## Exercise brief
Of the lines below, copy those that hold the word "Грузинская".

[Items from an interface collection]
--- START ---

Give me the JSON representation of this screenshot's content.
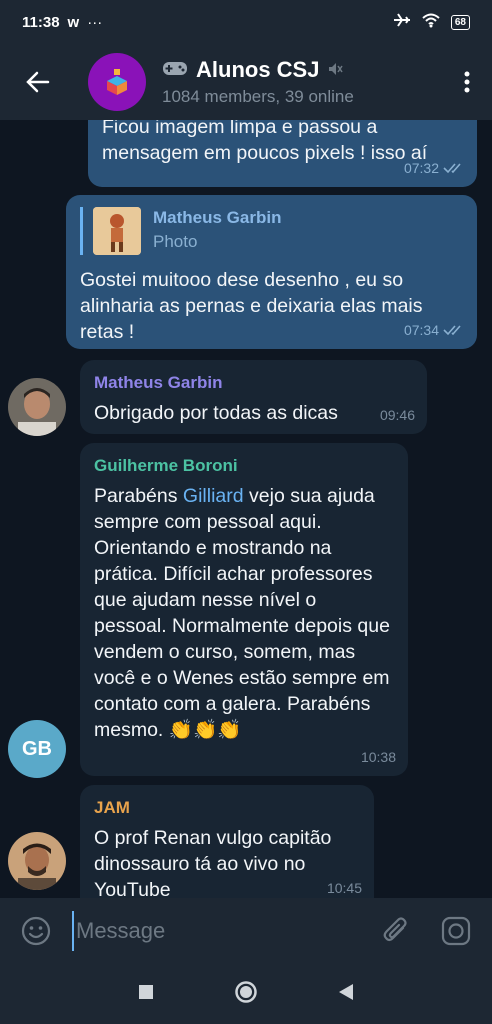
{
  "status_bar": {
    "time": "11:38",
    "app_mark": "w",
    "more": "···",
    "battery": "68"
  },
  "header": {
    "title": "Alunos CSJ",
    "subtitle": "1084 members, 39 online"
  },
  "messages": [
    {
      "text": "Ficou imagem limpa e passou a mensagem em poucos pixels ! isso aí",
      "time": "07:32"
    },
    {
      "reply_name": "Matheus Garbin",
      "reply_type": "Photo",
      "text": "Gostei muitooo dese desenho , eu so alinharia as pernas e deixaria elas mais retas !",
      "time": "07:34"
    },
    {
      "sender": "Matheus Garbin",
      "text": "Obrigado por todas as dicas",
      "time": "09:46"
    },
    {
      "sender": "Guilherme Boroni",
      "text_before": "Parabéns ",
      "mention": "Gilliard",
      "text_after": " vejo sua ajuda sempre com pessoal aqui. Orientando e mostrando na prática. Difícil achar professores que ajudam nesse nível o pessoal. Normalmente depois que vendem o curso, somem, mas você e o Wenes estão sempre em contato com a galera. Parabéns mesmo. 👏👏👏",
      "time": "10:38",
      "avatar_initials": "GB"
    },
    {
      "sender": "JAM",
      "text": "O prof Renan vulgo capitão dinossauro tá ao vivo no YouTube",
      "time": "10:45"
    }
  ],
  "input": {
    "placeholder": "Message"
  },
  "colors": {
    "accent": "#6ab3f3",
    "header_bg": "#1d2733",
    "chat_bg": "#0e1621",
    "out_bubble": "#2b5278",
    "in_bubble": "#182533",
    "group_avatar": "#8a12b8",
    "gb_avatar": "#5aa9c9"
  }
}
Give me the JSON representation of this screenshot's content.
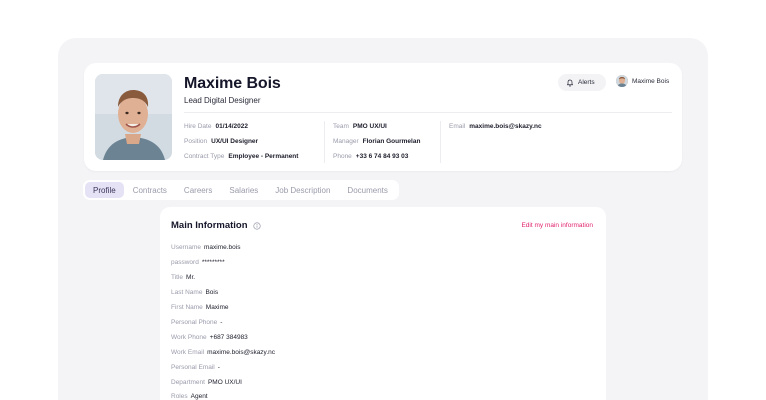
{
  "profile": {
    "name": "Maxime Bois",
    "title": "Lead Digital Designer",
    "alerts_label": "Alerts",
    "user_chip_name": "Maxime Bois",
    "details": {
      "hire_date": {
        "label": "Hire Date",
        "value": "01/14/2022"
      },
      "position": {
        "label": "Position",
        "value": "UX/UI Designer"
      },
      "contract_type": {
        "label": "Contract Type",
        "value": "Employee - Permanent"
      },
      "team": {
        "label": "Team",
        "value": "PMO UX/UI"
      },
      "manager": {
        "label": "Manager",
        "value": "Florian Gourmelan"
      },
      "phone": {
        "label": "Phone",
        "value": "+33 6 74 84 93 03"
      },
      "email": {
        "label": "Email",
        "value": "maxime.bois@skazy.nc"
      }
    }
  },
  "tabs": [
    {
      "label": "Profile",
      "active": true
    },
    {
      "label": "Contracts",
      "active": false
    },
    {
      "label": "Careers",
      "active": false
    },
    {
      "label": "Salaries",
      "active": false
    },
    {
      "label": "Job Description",
      "active": false
    },
    {
      "label": "Documents",
      "active": false
    }
  ],
  "main_info": {
    "title": "Main Information",
    "edit_label": "Edit my main information",
    "fields": [
      {
        "label": "Username",
        "value": "maxime.bois"
      },
      {
        "label": "password",
        "value": "*********"
      },
      {
        "label": "Title",
        "value": "Mr."
      },
      {
        "label": "Last Name",
        "value": "Bois"
      },
      {
        "label": "First Name",
        "value": "Maxime"
      },
      {
        "label": "Personal Phone",
        "value": "-"
      },
      {
        "label": "Work Phone",
        "value": "+687 384983"
      },
      {
        "label": "Work Email",
        "value": "maxime.bois@skazy.nc"
      },
      {
        "label": "Personal Email",
        "value": "-"
      },
      {
        "label": "Department",
        "value": "PMO UX/UI"
      },
      {
        "label": "Roles",
        "value": "Agent"
      }
    ]
  },
  "colors": {
    "accent_link": "#e0246e",
    "active_tab_bg": "#e6e2f6",
    "shell_bg": "#f4f4f7"
  },
  "icons": {
    "alerts": "bell-icon",
    "info": "info-circle-icon"
  }
}
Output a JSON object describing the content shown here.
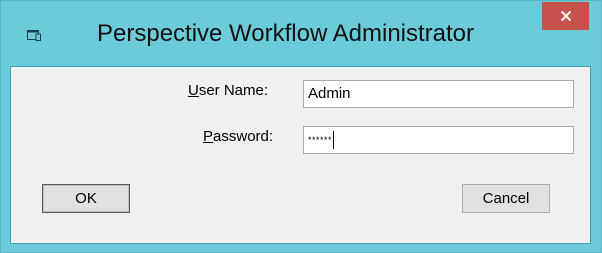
{
  "window": {
    "title": "Perspective Workflow Administrator",
    "close_symbol": "×"
  },
  "form": {
    "username_label_mnemonic": "U",
    "username_label_rest": "ser Name:",
    "username_value": "Admin",
    "password_label_mnemonic": "P",
    "password_label_rest": "assword:",
    "password_value": "******"
  },
  "buttons": {
    "ok_label": "OK",
    "cancel_label": "Cancel"
  },
  "icons": {
    "app": "app-window-icon",
    "close": "close-icon"
  },
  "colors": {
    "frame": "#6ccbd8",
    "close_button": "#c7504a",
    "client_background": "#f0f0f0"
  }
}
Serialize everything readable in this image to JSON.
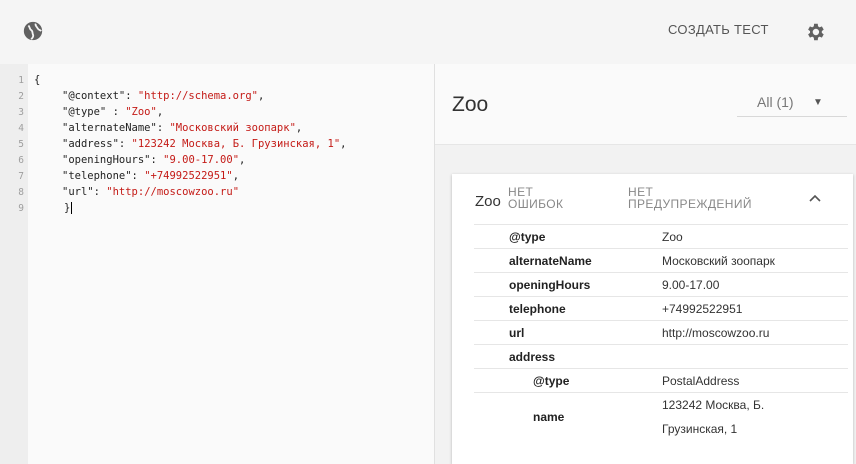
{
  "toolbar": {
    "globe_icon": "globe-icon",
    "create_test_label": "СОЗДАТЬ ТЕСТ",
    "settings_icon": "gear-icon"
  },
  "editor": {
    "line_numbers": [
      "1",
      "2",
      "3",
      "4",
      "5",
      "6",
      "7",
      "8",
      "9"
    ],
    "lines": [
      {
        "key": "{",
        "value": ""
      },
      {
        "key": "\"@context\": ",
        "value": "\"http://schema.org\"",
        "tail": ","
      },
      {
        "key": "\"@type\" : ",
        "value": "\"Zoo\"",
        "tail": ","
      },
      {
        "key": "\"alternateName\": ",
        "value": "\"Московский зоопарк\"",
        "tail": ","
      },
      {
        "key": "\"address\": ",
        "value": "\"123242 Москва, Б. Грузинская, 1\"",
        "tail": ","
      },
      {
        "key": "\"openingHours\": ",
        "value": "\"9.00-17.00\"",
        "tail": ","
      },
      {
        "key": "\"telephone\": ",
        "value": "\"+74992522951\"",
        "tail": ","
      },
      {
        "key": "\"url\": ",
        "value": "\"http://moscowzoo.ru\"",
        "tail": ""
      },
      {
        "key": "}",
        "value": ""
      }
    ]
  },
  "result": {
    "title": "Zoo",
    "filter_label": "All (1)",
    "card": {
      "type": "Zoo",
      "errors_line1": "НЕТ",
      "errors_line2": "ОШИБОК",
      "warnings_line1": "НЕТ",
      "warnings_line2": "ПРЕДУПРЕЖДЕНИЙ",
      "rows": [
        {
          "key": "@type",
          "value": "Zoo"
        },
        {
          "key": "alternateName",
          "value": "Московский зоопарк"
        },
        {
          "key": "openingHours",
          "value": "9.00-17.00"
        },
        {
          "key": "telephone",
          "value": "+74992522951"
        },
        {
          "key": "url",
          "value": "http://moscowzoo.ru"
        },
        {
          "key": "address",
          "value": ""
        },
        {
          "key": "@type",
          "value": "PostalAddress"
        },
        {
          "key": "name",
          "value_line1": "123242 Москва, Б.",
          "value_line2": "Грузинская, 1"
        }
      ]
    }
  }
}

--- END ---

## Result of the task
        "value": "\"123242 Москва, Б. Грузинская, 1\"",
          "value_line2": "Грузинская, 1"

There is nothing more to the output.